Students also heard from women advocating for human rights in the community.
“The woman who spoke had the quiet confidence of a person so immersed in her faith that she knew she would prevail over the powers of evil that haunted her village,” said Dianne Carlson, an M. Div. student on the trip.
The group met with leaders of Pro-Búsqueda, a nonprofit association of Salvadoran families of children who disappeared during the civil war in El Salvador in the 1980s. Thousands of children were kidnapped by the military and sold to adoption agencies.
“The government has refused to investigate where these disappeared children ended up,” Recinos said.
Pro-Búsqueda has located 473 of these children to date. One was a young boy who was kidnapped from his grandmother’s arms and eventually adopted by a family in Australia. The adoptive family was unaware that he’d been kidnapped. That boy, now a man in his 40s, found his biological family through DNA testing, with Pro-Búsqueda’s help. He and his adoptive family flew to El Salvador to meet his biological family.
“The entire village came out for this tremendous occasion,” Recinos said. “The grandmother was there and told him, ‘You don’t know how long I’ve waited to hug you.’”
Other stops included a visit to the tomb of Óscar Romero, the prelate of the Catholic Church in El Salvador who was murdered in 1980, and Divine Providence Hospital, where the group met with the Mother Superior of the Carmelite Order working at the hospital. The group also attended services at Iglesia Luterana la Resurreccion and met Medardo Gomez, Lutheran Bishop of El Salvador and human rights activist.
Reflecting after the trip, students said their experiences will inform their work in ministry in the future.
“Witnessing the power of the church in these contexts was impactful,” Castleman said. “Not only was the church a source of healing in El Salvador; the church has also been part of the oppression throughout the history of El Salvador. I realized that, as a pastor, I will need to be careful. I can really help or hurt.”

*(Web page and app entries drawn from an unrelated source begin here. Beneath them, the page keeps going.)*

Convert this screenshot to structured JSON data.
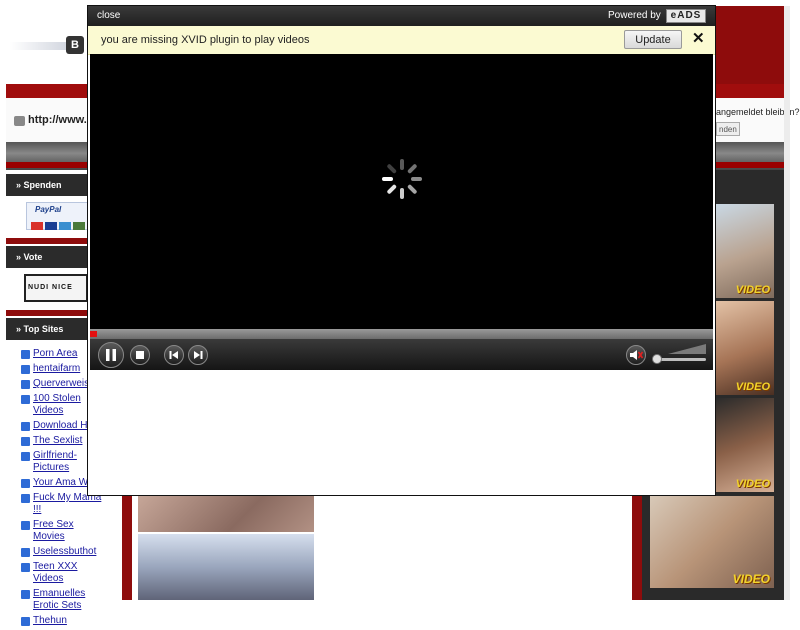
{
  "page": {
    "url_text": "http://www.c",
    "remember_text": "angemeldet bleiben?",
    "login_button": "nden"
  },
  "sidebar": {
    "spenden_label": "» Spenden",
    "paypal_label": "PayPal",
    "vote_label": "» Vote",
    "vote_badge": "NUDI NICE",
    "topsites_label": "» Top Sites",
    "topsites": [
      "Porn Area",
      "hentaifarm",
      "Querverweis",
      "100 Stolen Videos",
      "Download H",
      "The Sexlist",
      "Girlfriend-Pictures",
      "Your Ama W",
      "Fuck My Mama !!!",
      "Free Sex Movies",
      "Uselessbuthot",
      "Teen XXX Videos",
      "Emanuelles Erotic Sets",
      "Thehun"
    ]
  },
  "thumbs": {
    "badge": "VIDEO"
  },
  "overlay": {
    "close_label": "close",
    "powered_label": "Powered by",
    "brand_label": "eADS",
    "notice_text": "you are missing XVID plugin to play videos",
    "update_label": "Update",
    "dismiss_glyph": "✕",
    "progress": 0.012,
    "volume": 0.1
  }
}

Bohan, who just started a new job as CEO of Hope Cottage, an adoption services organization, will especially remember the visit to Pro-Búsqueda.
“I think this experience is going to add another layer of empathy for me,” she said. “Seeing how honorably they treated the adoptive parents, the birth parents and the children — I can carry that with me at Hope Cottage.
“I am a lawyer and a peacemaker,” said Carlson. “I will draw from the strength of those who live on the margins, that they are given a voice, in all that I do.”
Hal Recinos wrote this poem while on the trip, after the visit to El Mozote.
The Dark ©
I have many memories fired
in the dark in familiar seasons
of struggle that on mountains
erupt like images that come to
one at the end of a life. they
are stories given to me by the
poor fiercely describing fresh
new ways to hope and live in
a loathing world. I have known
too many campesinos here who
weep until death departs them.
they waited for new days to come,
for love to be carried into the
world with Angel’s wings, for
reasons that point to change
no one would find unworthy
and to drift a little closer to love
and justice. I have learned to carry
the future for them, to find it in Bibles,
reciting prayers in Spanish, delighting
in the life of school children gloated
with dreams and hearing the voices
of those gone yet whispering in the
dark to me. I confess the people of
corn who walk in the dark are right,
one day lightening will slice the top
of government and God will begin
a new heaven on earth!
H. J. Recinos